Building Databases

=== ORM Standards / Best Practices ===

Hibernate / JPA are the “global standard” but Japanese engineers usualy use MyBatis or some other framework that has raw SQL files.

The other team members do not see any issue with not using Hibernate / JPA or other ORM technologies. As long as DAO are being used and identity and singularity are preserved, there is no need to move to something like Hibernate just for the sake of adhering to some perceived “global standard”.

An example story was given of a company with all of its business logic embedded into their database. They had a 1 hour SLA that resulted in significant losses when they were unable to scale the application to meet increased need.

ORM overreach is a serious problem.

Toplink was *way* better than Kodo.
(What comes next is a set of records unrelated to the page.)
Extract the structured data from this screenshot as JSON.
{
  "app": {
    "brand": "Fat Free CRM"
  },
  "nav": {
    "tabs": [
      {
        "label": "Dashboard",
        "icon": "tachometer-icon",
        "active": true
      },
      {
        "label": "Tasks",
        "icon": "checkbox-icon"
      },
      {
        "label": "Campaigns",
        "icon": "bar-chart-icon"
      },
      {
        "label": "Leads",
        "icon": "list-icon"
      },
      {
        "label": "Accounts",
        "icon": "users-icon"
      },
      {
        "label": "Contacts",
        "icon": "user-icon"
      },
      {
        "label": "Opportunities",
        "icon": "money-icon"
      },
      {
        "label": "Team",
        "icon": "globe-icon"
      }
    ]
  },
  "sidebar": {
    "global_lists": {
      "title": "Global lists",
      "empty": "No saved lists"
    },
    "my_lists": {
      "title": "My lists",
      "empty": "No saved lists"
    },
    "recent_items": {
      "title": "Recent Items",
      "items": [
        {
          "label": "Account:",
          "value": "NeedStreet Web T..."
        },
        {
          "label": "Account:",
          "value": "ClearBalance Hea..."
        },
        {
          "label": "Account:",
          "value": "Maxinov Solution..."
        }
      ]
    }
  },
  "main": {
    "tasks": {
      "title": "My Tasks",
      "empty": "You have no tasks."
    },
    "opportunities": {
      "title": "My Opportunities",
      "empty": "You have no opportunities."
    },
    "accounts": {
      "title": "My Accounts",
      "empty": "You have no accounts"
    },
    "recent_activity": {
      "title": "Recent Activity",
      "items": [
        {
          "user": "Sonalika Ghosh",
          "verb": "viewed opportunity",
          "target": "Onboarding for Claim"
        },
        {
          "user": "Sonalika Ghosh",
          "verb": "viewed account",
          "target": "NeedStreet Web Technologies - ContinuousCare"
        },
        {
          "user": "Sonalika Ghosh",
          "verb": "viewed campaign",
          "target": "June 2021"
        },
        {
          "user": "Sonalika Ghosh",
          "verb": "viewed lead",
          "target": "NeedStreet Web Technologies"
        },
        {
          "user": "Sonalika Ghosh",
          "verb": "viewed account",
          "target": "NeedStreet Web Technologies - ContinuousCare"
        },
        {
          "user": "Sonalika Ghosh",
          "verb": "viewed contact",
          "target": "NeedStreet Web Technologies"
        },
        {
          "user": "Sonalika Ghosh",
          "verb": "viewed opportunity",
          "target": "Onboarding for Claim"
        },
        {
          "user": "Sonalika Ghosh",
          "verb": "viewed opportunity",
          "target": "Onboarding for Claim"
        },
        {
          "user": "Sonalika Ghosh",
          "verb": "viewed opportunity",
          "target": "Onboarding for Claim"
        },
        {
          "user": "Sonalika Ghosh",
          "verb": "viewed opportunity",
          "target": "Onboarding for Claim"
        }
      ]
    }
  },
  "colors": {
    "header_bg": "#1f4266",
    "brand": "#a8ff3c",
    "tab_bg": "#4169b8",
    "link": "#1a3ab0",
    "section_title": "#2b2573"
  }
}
With “true orthogonal persistence”, there are no concerns about identity or uniqueness even when the data is distributed across multiple VMs.

Hibernate tends to cause more trouble than it helps. Examples:

— Hibernate’s default configuration basically prevents good performance

— Hibernate can force you modify your data model to fit its needs.

One of the participants wrote a wrapper for the Spring Framework.

If your data is is tabular data, treat it like tabular data!

“What DB access framework do you guys use?”
— raw JDBC
Spring  (just makes JDBC more ergonomic)
jOOQ (advantage is type checking)

=== Fauna, a new database written in Scala ===

Why another database?
There was a niche to fill for an “adaptive operational database”.

DEF: operational: able to serve data that is immediately needed by day-to-day business (e.g. who is online?, price info for PoS). This can be modeled as a bunch of stateless services.

DEF: adaptive: scalable / flexibility in provisioning / really good ergonomics (not another Cassandra )

But analysis (BI?) is also a requirement!

This new DB is completely “temporal”.

DEF: “temporal”: like GIT or HG, you always have a full audit trail and you can run arbitrary queries against the DB as it was at any specific time in the past. (You *can* throw away data if you want.)

You can stream events from the DB if needed.

other features:

— always replicated (minimum setup is 3 replicas w/ 3 partitions)

— all JSON API

— distributed consistent database

The Temporal nature makes updates concurrently easy but they also need to implement CaS.

“I code in Scalla but I am not a Scala developer”

DEF: Scala developer: rabid Scala fan-boy/girl

So why Scala ?
answer: one of the founders (Matt) is a “Scala developer”.

“We do have a query monad.” (because of *course* they do…)

Using Scala macros to write codex.

CBOR (Binary encoding for JSON)

RAFT is like a Paxos that is understandable.

Recruiting: More than a particular language paradigm, they want people who really know the JVM.

Serviceability issues: Heavy use of continuation passing style in Scala results in a heap full of pending futures. Thread dumps not very helpful.